> **Material to process**

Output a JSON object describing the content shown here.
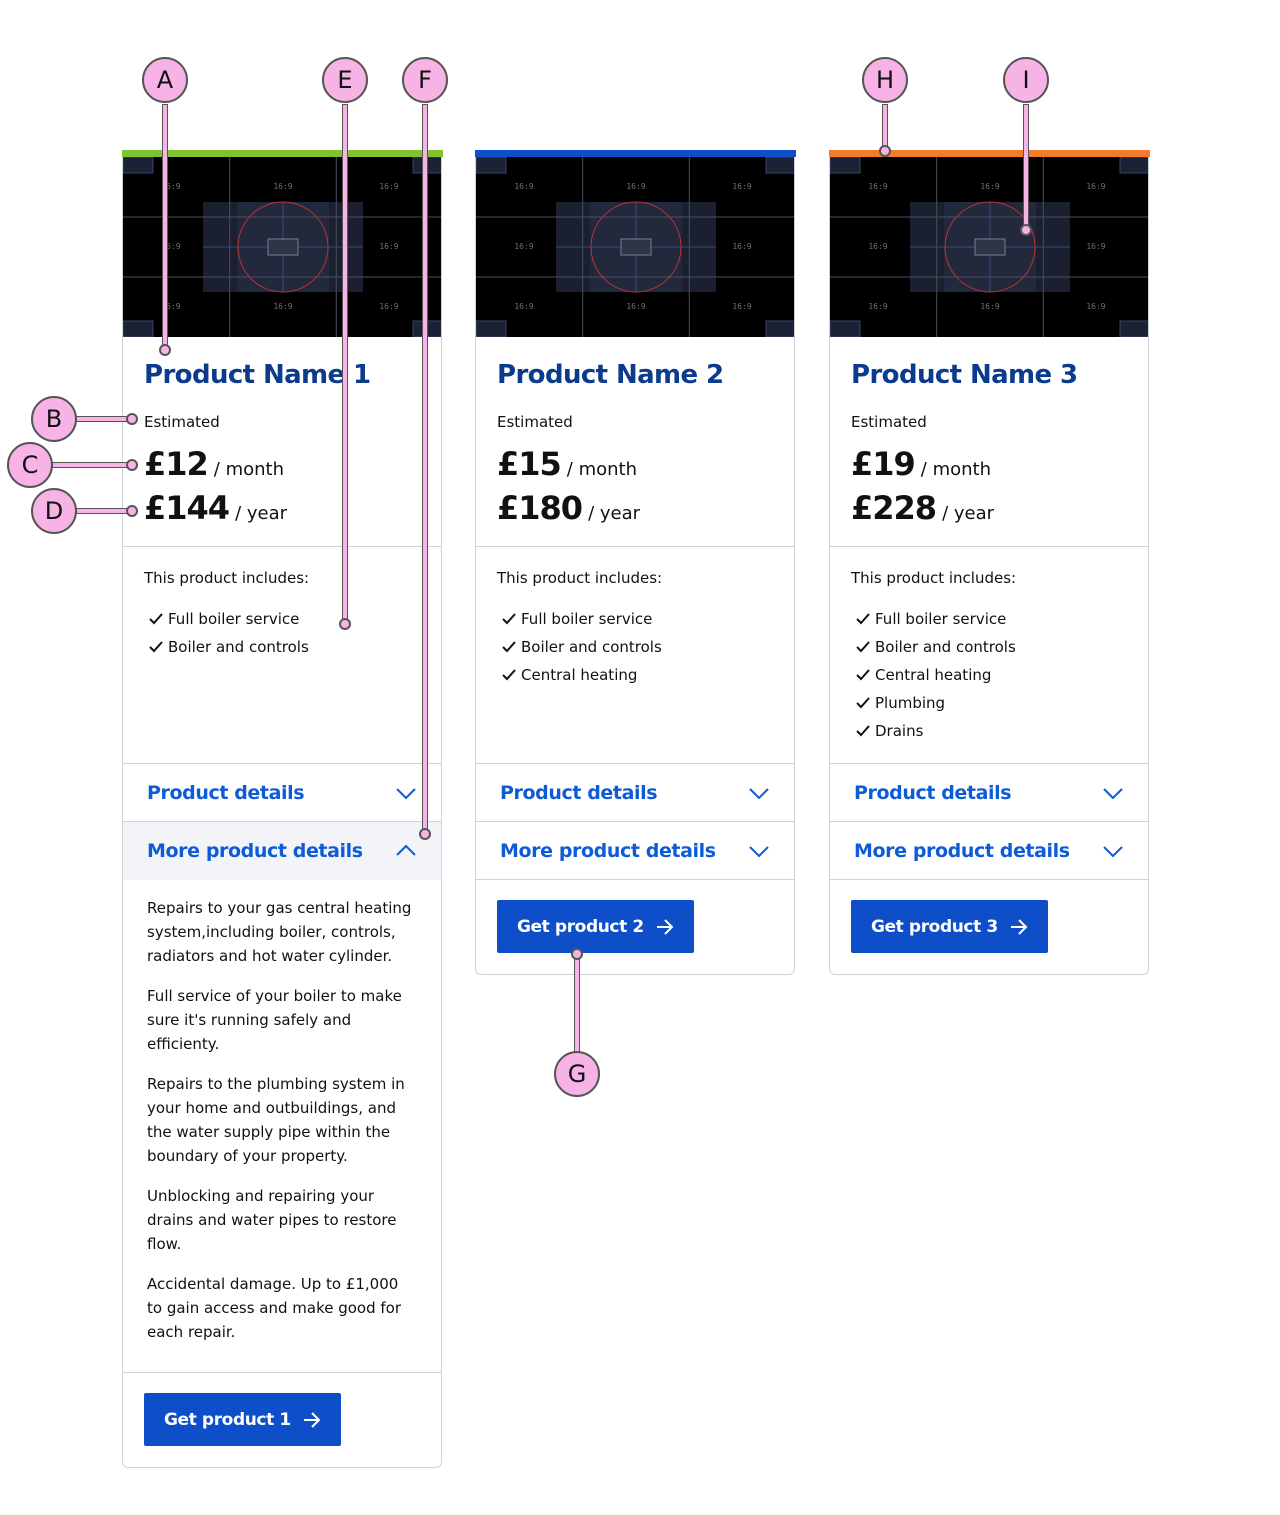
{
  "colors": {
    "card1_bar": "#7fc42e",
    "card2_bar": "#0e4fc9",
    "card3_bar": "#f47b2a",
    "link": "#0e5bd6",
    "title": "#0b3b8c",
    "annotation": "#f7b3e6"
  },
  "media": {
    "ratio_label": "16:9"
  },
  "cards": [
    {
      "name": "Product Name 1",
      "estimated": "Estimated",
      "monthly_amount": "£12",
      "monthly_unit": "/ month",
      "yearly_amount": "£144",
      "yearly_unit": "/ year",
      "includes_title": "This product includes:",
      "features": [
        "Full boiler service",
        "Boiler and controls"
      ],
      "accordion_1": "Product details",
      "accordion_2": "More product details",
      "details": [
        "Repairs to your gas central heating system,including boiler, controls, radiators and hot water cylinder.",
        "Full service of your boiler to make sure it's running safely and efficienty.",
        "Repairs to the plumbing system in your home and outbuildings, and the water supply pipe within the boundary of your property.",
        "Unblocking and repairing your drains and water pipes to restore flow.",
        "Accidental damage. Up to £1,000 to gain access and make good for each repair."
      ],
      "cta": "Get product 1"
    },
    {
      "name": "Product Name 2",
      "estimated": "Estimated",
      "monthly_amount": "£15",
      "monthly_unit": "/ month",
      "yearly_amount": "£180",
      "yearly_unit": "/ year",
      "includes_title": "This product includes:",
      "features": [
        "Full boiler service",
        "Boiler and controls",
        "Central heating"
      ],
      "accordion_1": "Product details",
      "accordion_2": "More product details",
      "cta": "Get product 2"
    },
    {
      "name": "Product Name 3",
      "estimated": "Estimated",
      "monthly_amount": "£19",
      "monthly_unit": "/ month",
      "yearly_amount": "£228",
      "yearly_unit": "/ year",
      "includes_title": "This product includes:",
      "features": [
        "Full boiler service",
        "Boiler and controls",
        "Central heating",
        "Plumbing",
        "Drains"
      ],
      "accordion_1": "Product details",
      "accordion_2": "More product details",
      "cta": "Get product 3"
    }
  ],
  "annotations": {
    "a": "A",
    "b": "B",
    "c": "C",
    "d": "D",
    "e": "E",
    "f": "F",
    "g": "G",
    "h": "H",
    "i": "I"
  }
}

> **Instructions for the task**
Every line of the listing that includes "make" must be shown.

> **Reply**
        "Full service of your boiler to make sure it's running safely and efficienty.",
        "Accidental damage. Up to £1,000 to gain access and make good for each repair."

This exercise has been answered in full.